**TRY IT:** Copy out, from the data, each line containing the string "true".

(Element data from apps and pages)
^^^^

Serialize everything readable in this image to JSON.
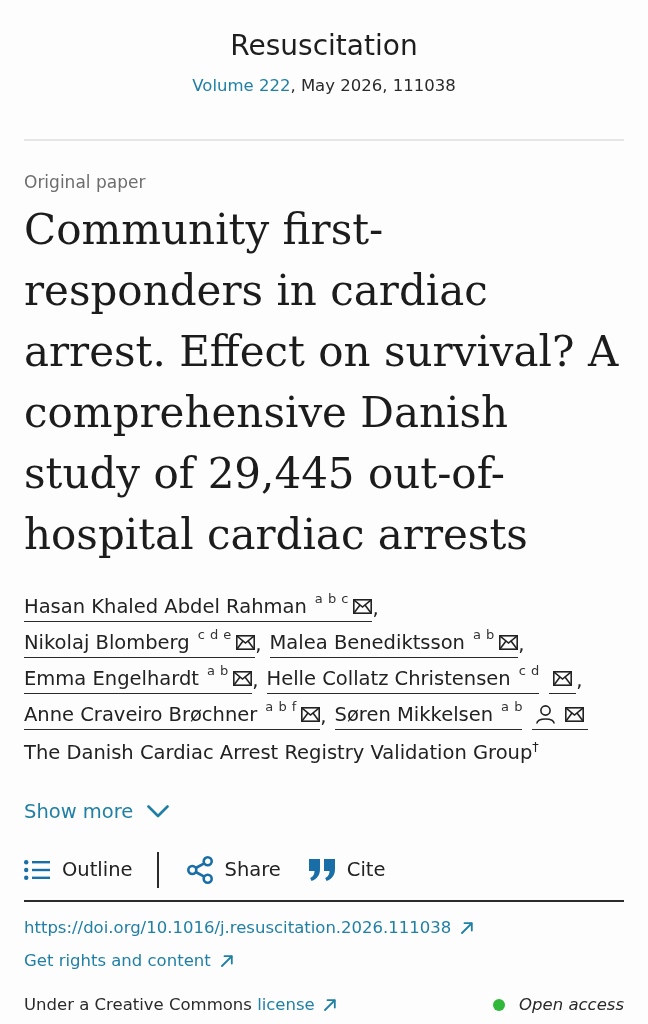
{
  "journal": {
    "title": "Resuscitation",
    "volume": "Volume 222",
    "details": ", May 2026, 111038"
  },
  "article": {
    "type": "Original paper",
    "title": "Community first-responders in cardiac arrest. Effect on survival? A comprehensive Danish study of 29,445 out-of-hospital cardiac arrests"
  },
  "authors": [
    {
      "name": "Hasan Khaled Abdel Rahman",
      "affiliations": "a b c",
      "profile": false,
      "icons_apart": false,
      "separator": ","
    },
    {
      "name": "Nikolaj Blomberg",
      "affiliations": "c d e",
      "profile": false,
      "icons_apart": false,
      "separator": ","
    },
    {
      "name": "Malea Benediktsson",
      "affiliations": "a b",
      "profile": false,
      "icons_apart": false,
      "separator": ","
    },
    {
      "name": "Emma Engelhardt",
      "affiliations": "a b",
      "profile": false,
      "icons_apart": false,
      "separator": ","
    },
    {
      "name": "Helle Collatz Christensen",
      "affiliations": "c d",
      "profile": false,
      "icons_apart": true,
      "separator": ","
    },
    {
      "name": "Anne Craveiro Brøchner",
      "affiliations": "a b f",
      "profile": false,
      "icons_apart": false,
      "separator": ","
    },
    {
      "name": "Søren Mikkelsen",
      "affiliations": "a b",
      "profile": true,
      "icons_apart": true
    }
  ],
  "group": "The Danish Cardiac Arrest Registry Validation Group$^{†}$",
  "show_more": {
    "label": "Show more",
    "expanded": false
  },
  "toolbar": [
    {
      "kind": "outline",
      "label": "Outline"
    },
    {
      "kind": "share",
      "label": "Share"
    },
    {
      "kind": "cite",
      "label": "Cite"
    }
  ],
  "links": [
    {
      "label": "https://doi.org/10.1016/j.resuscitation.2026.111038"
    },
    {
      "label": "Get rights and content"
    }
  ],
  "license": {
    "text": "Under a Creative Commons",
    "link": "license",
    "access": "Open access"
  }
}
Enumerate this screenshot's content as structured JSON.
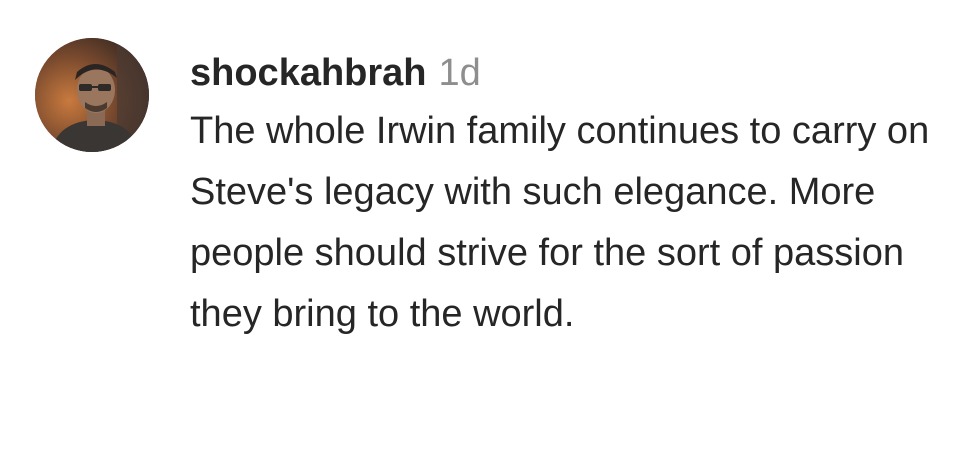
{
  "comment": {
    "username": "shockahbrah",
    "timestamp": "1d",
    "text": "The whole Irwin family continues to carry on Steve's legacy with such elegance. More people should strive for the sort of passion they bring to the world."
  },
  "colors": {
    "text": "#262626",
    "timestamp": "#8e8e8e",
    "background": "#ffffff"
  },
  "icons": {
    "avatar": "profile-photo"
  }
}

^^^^

**RESPONSE:**
      "icons_apart": true,
      "profile": true,
      "icons_apart": true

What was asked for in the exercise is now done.